Last week, I asked much of our admin staff to begin working remotely until further notice.
Kathy, Sonia, Ginny, Rebeca, Mary and Caroline have been working hard from their home offices to build the foundations on which we will stand on the other side of this. As they practice social distancing and self-isolation, they are working on the plans LVIM will use to rebound from the implications this will have on our organization. They are raising the money we need to keep caring for our community. Though they are not in the office, their work is important, seen, and valued.
Our team’s health and wellness is my priority.
Without each of you healthy and well, staff and volunteers, we are of no use to the 3,000 patients who rely on us.
That being said, while we have significantly decreased the number of people coming in and out of the building, we are still open to serve our clients. If you would like to pick up a shift, please let Kathy know. We do have work for you. Each day we have many phone calls to make and messages to which to reply, many prescriptions to order, to fill, and to prepare.
However, YOUR HEALTH IS MOST IMPORTANT! Please DO NOT feel badly about staying home, either. We know you value this mission whether you are in the building or at home.
Last week, as I was reflecting on all of this, not just for us at LVIM, but our lives as a whole, I wrote this:
Many of you know that I served our country and our world as a Peace Corps Volunteer in Togo, West Africa from 2002-2004. For 27 months I lived in a place so foreign to me, and I foreign to it.
We struggled together. We worked together. We fought together. We learned together.
We grew together.
That experience, and every single person I met along the way, made me so much of who I am today.
The sudden stop of all of it, around the globe, feels so hopeless.
The sudden isolation at home feels helpless.
And, yet…these words…
Mayi mava looooo – I go. I come.
In my village we said, “Allez Revenir.”
Go…to come back.
Over these days, I have cried a lot. I have cried for the friends I can’t hug and the memories I can’t make in this time. I have cried for our volunteers who are most vulnerable to this vicious virus and cannot be with us during this time. I have cried for my children and what they are missing.
But, I also know that going also means we can come back.
So, let’s all go…
so we can come back together.
In many ways, our new normal is a foreign land – at work and at home.
We have had to go away from all that we knew, make many changes, but doing so means we can come
back together, better and stronger.
It is often said that we cannot direct the wind, we can only adjust our sails.
Thank you for shifting your sails with us to meet the wind.
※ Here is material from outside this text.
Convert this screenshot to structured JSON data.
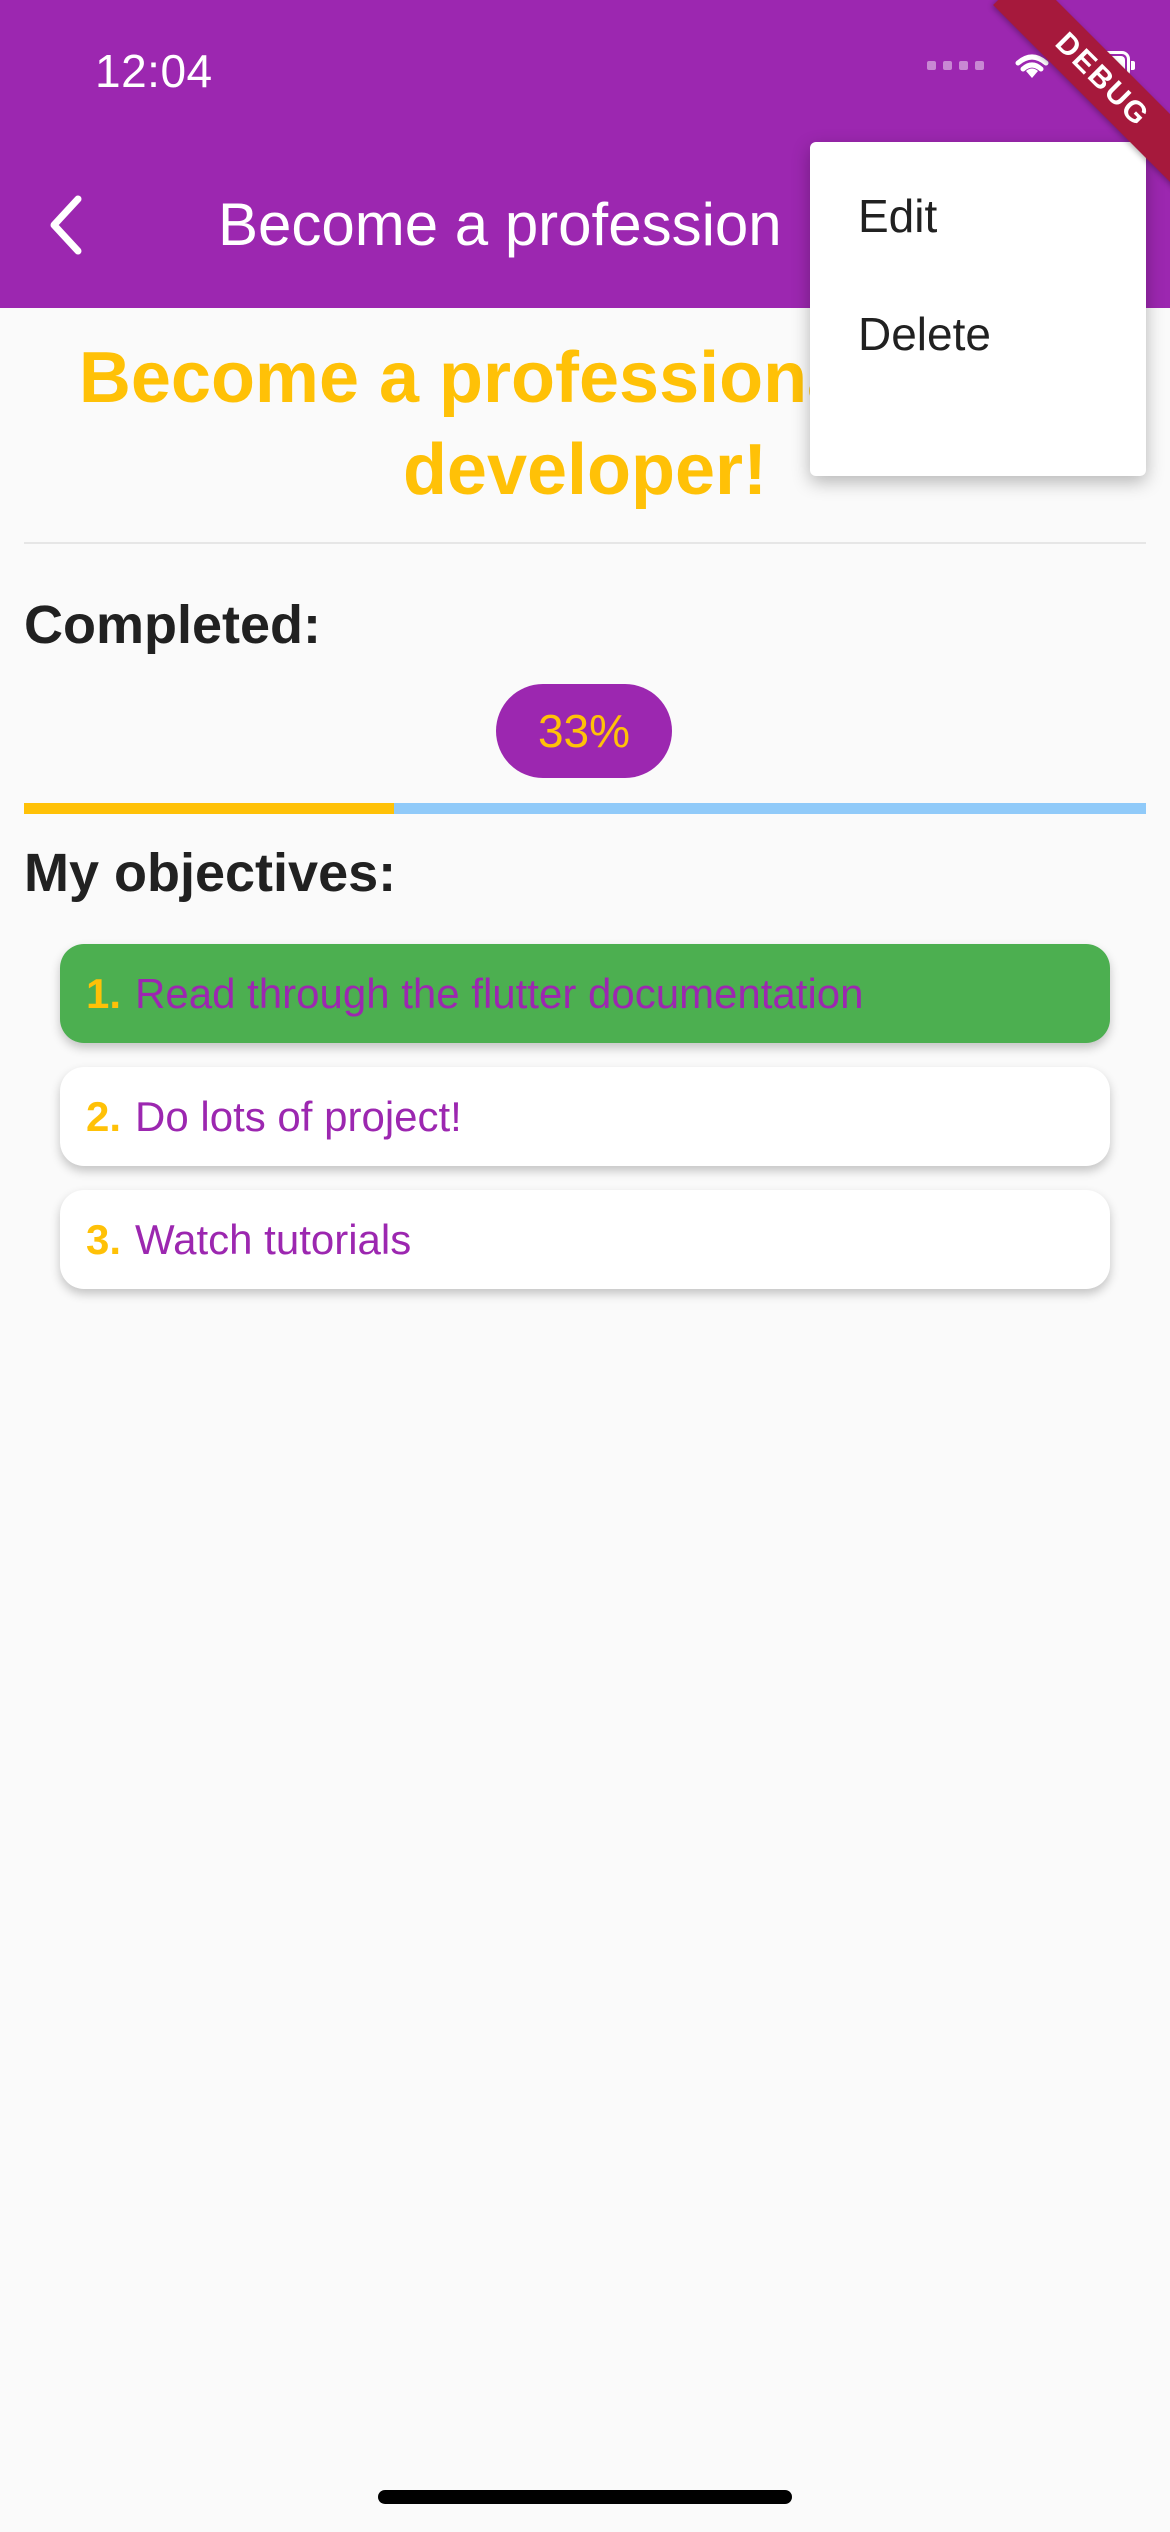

Thank you for being patient with us during these times. Thank you for continuing to show up for our patients, for each other, and for our mission – whether in the clinic or from home.
I am grateful for you,
As we work together to keep our community safe and healthy, LVIM is planning and prepared to face the new normal that lies ahead. We are currently seeing patients, we will just not be accepting NEW patients until further notice.
CDC – http://ow.ly/fuwU50yNaVQ
Florida Department of Health – http://www.floridahealth.gov/diseases-and-conditions/COVID-19/
As we are adjusting to our new normal, our patients will see the information below posted on our doors. If it applies to you, PLEASE CALL US before entering the building!